J P van Zandwijk

Learn More
Length changes of the muscle-tendon complex (MTC) during activity are in part the result of length changes of the active muscle fibres, the contractile component (CC), and also in part the result of stretch of elastic structures [series-elastic component (SEC)]. We used a force platform and kinematic measurements to determine force and length of the human(More)
PURPOSE It was investigated to what extent control signals used by human subjects to perform submaximal vertical jumps are related to control signals used to perform maximal vertical jumps. METHODS Eight subjects performed both maximal and submaximal height jumps from a static squatting position. Kinematic and kinetic data were recorded as well as(More)
PURPOSE The purpose of this study was to gain insight into the importance of stimulation dynamics for force development in human vertical jumping. METHODS Maximum height squat jumps were performed by 21 male subjects. As a measure of signal dynamics, rise time (RT) was used, i.e., the time taken by the signal to increase from 10% to 90% of its peak value.(More)

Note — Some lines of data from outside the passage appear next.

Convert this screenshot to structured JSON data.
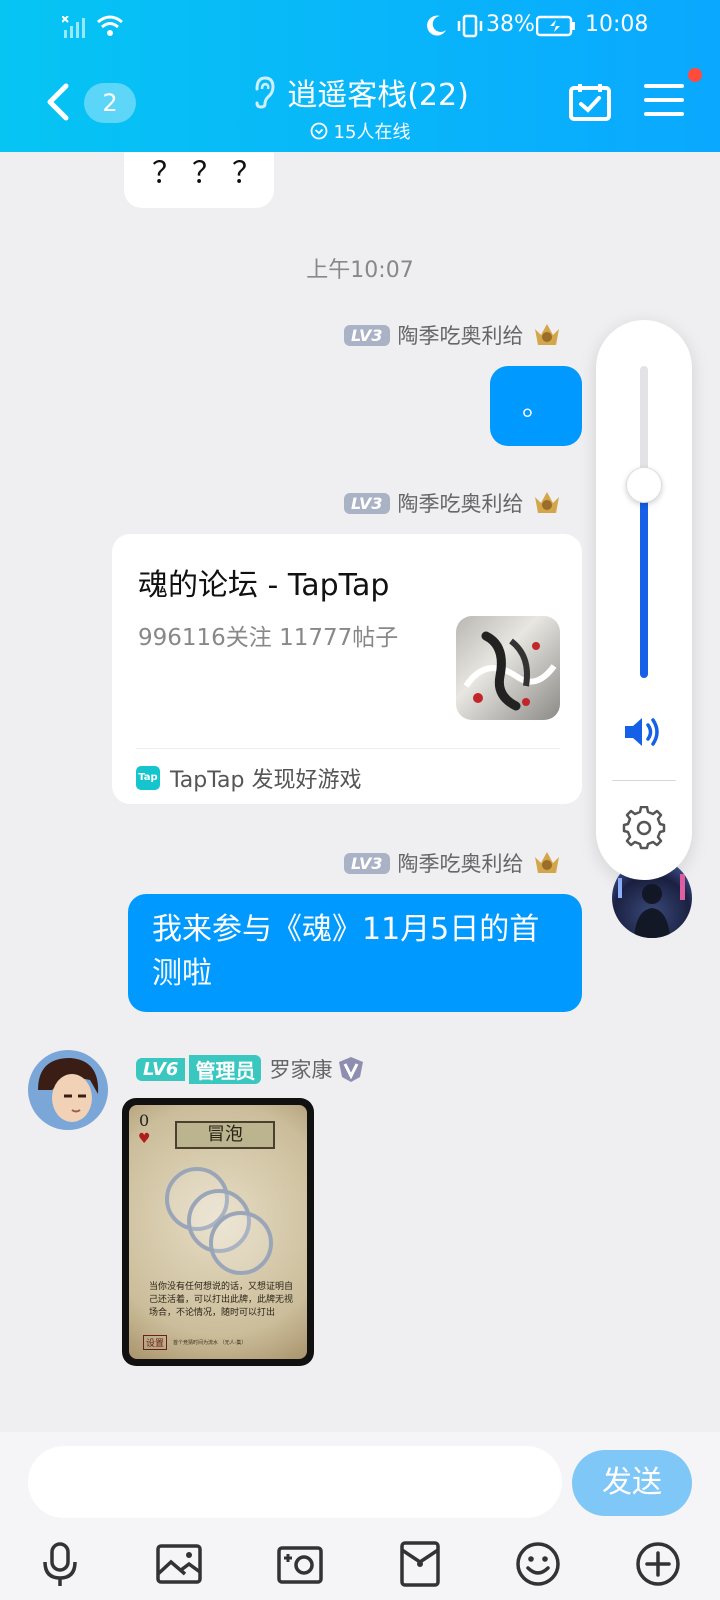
{
  "status_bar": {
    "battery": "38%",
    "time": "10:08"
  },
  "header": {
    "back_count": "2",
    "title": "逍遥客栈(22)",
    "subtitle": "15人在线",
    "icons": [
      "chevron-left-icon",
      "ear-icon",
      "calendar-check-icon",
      "menu-icon"
    ]
  },
  "chat": {
    "prev_message": "？？？",
    "timestamp": "上午10:07",
    "messages": [
      {
        "level": "LV3",
        "sender": "陶季吃奥利给",
        "text": "。"
      },
      {
        "level": "LV3",
        "sender": "陶季吃奥利给",
        "card": {
          "title": "魂的论坛 - TapTap",
          "stats": "996116关注 11777帖子",
          "source": "TapTap 发现好游戏",
          "source_icon_text": "Tap"
        }
      },
      {
        "level": "LV3",
        "sender": "陶季吃奥利给",
        "text": "我来参与《魂》11月5日的首测啦"
      },
      {
        "level": "LV6",
        "role": "管理员",
        "sender": "罗家康",
        "image": {
          "corner": "0",
          "title": "冒泡",
          "body": "当你没有任何想说的话，又想证明自己还活着，可以打出此牌，此牌无视场合，不论情况，随时可以打出",
          "tag": "设置",
          "footer": "首个竞猜时间为流水       （无人-集）"
        }
      }
    ]
  },
  "volume": {
    "level": 0.62,
    "icons": [
      "speaker-icon",
      "settings-gear-icon"
    ]
  },
  "input_bar": {
    "placeholder": "",
    "send_label": "发送",
    "tools": [
      "microphone-icon",
      "picture-icon",
      "camera-icon",
      "red-packet-icon",
      "emoji-icon",
      "plus-icon"
    ]
  },
  "colors": {
    "header_start": "#06c5f3",
    "header_end": "#0aa8ff",
    "bubble_blue": "#0099ff",
    "send_button": "#7fc7f7"
  }
}
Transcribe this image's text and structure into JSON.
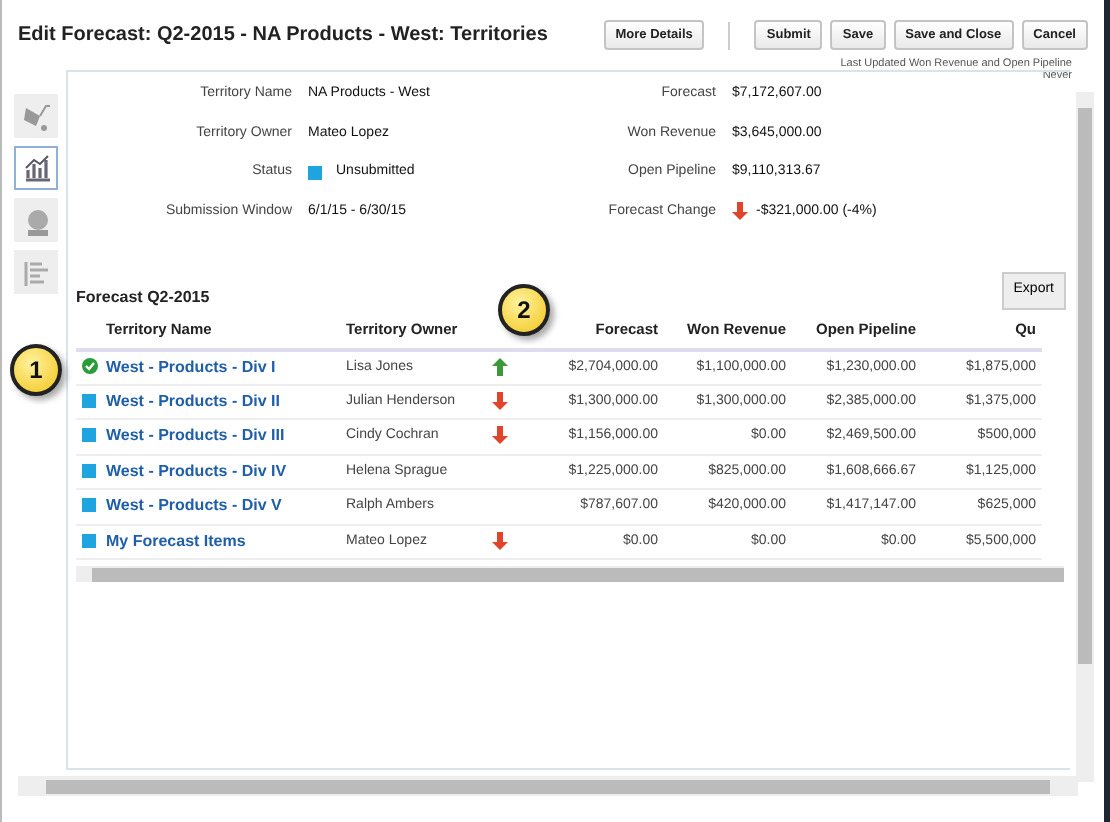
{
  "title": "Edit Forecast: Q2-2015 - NA Products - West: Territories",
  "buttons": [
    {
      "label": "More Details"
    },
    {
      "label": "Submit"
    },
    {
      "label": "Save"
    },
    {
      "label": "Save and Close"
    },
    {
      "label": "Cancel"
    }
  ],
  "last_updated": {
    "label": "Last Updated Won Revenue and Open Pipeline",
    "value": "Never"
  },
  "side_tabs": [
    {
      "kind": "cart",
      "selected": false
    },
    {
      "kind": "chart",
      "selected": true
    },
    {
      "kind": "globe",
      "selected": false
    },
    {
      "kind": "list",
      "selected": false
    }
  ],
  "summary_left": [
    {
      "label": "Territory Name",
      "value": "NA Products - West"
    },
    {
      "label": "Territory Owner",
      "value": "Mateo Lopez"
    },
    {
      "label": "Status",
      "value": "Unsubmitted",
      "submitted": false
    },
    {
      "label": "Submission Window",
      "value": "6/1/15 - 6/30/15"
    }
  ],
  "summary_right": [
    {
      "label": "Forecast",
      "value": "$7,172,607.00"
    },
    {
      "label": "Won Revenue",
      "value": "$3,645,000.00"
    },
    {
      "label": "Open Pipeline",
      "value": "$9,110,313.67"
    },
    {
      "label": "Forecast Change",
      "value": "-$321,000.00 (-4%)",
      "down": true
    }
  ],
  "section_title": "Forecast Q2-2015",
  "export_button": "Export",
  "table": {
    "columns": [
      "Territory Name",
      "Territory Owner",
      "Forecast",
      "Won Revenue",
      "Open Pipeline",
      "Qu"
    ],
    "rows": [
      {
        "submitted": true,
        "name": "West - Products - Div I",
        "owner": "Lisa Jones",
        "up": true,
        "down": false,
        "forecast": "$2,704,000.00",
        "won": "$1,100,000.00",
        "pipeline": "$1,230,000.00",
        "column_6": "$1,875,000"
      },
      {
        "submitted": false,
        "name": "West - Products - Div II",
        "owner": "Julian Henderson",
        "up": false,
        "down": true,
        "forecast": "$1,300,000.00",
        "won": "$1,300,000.00",
        "pipeline": "$2,385,000.00",
        "column_6": "$1,375,000"
      },
      {
        "submitted": false,
        "name": "West - Products - Div III",
        "owner": "Cindy Cochran",
        "up": false,
        "down": true,
        "forecast": "$1,156,000.00",
        "won": "$0.00",
        "pipeline": "$2,469,500.00",
        "column_6": "$500,000"
      },
      {
        "submitted": false,
        "name": "West - Products - Div IV",
        "owner": "Helena Sprague",
        "up": false,
        "down": false,
        "forecast": "$1,225,000.00",
        "won": "$825,000.00",
        "pipeline": "$1,608,666.67",
        "column_6": "$1,125,000"
      },
      {
        "submitted": false,
        "name": "West - Products - Div V",
        "owner": "Ralph Ambers",
        "up": false,
        "down": false,
        "forecast": "$787,607.00",
        "won": "$420,000.00",
        "pipeline": "$1,417,147.00",
        "column_6": "$625,000"
      },
      {
        "submitted": false,
        "name": "My Forecast Items",
        "owner": "Mateo Lopez",
        "up": false,
        "down": true,
        "forecast": "$0.00",
        "won": "$0.00",
        "pipeline": "$0.00",
        "column_6": "$5,500,000"
      }
    ]
  },
  "callouts": [
    "1",
    "2"
  ]
}
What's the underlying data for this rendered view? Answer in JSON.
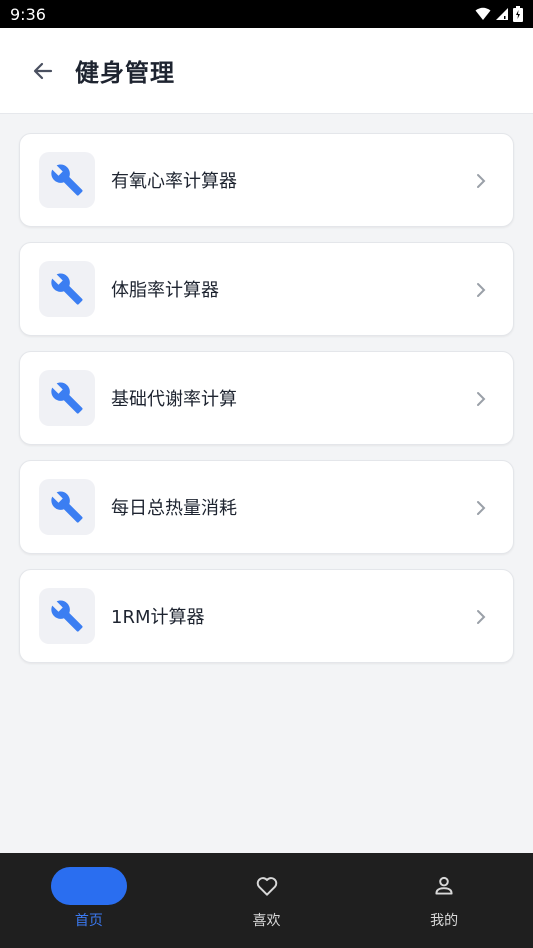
{
  "status_bar": {
    "time": "9:36"
  },
  "header": {
    "title": "健身管理"
  },
  "tools": [
    {
      "label": "有氧心率计算器"
    },
    {
      "label": "体脂率计算器"
    },
    {
      "label": "基础代谢率计算"
    },
    {
      "label": "每日总热量消耗"
    },
    {
      "label": "1RM计算器"
    }
  ],
  "bottom_nav": [
    {
      "label": "首页",
      "active": true
    },
    {
      "label": "喜欢",
      "active": false
    },
    {
      "label": "我的",
      "active": false
    }
  ],
  "colors": {
    "accent": "#2a6ef0",
    "icon": "#3b7ef2"
  }
}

In order to assess the significance of the dynamics of neural control signals for the rise time of muscle moment, simulations of isometric and dynamic plantar flexion contractions were performed using electromyographic signals (EMG signals) of m. triceps surae as input. When excitation dynamics of the muscle model was optimized for an M-wave of the medial(More)
In guided leg movements (e.g., in cycling or wheelchair propulsion), the kinematics of a limb are determined by the object on which a force is applied. As a consequence, the force direction can vary and may deviate from the movement direction, that is, the effective direction. In the present study, the relation of effective force application and maximal(More)
  • 1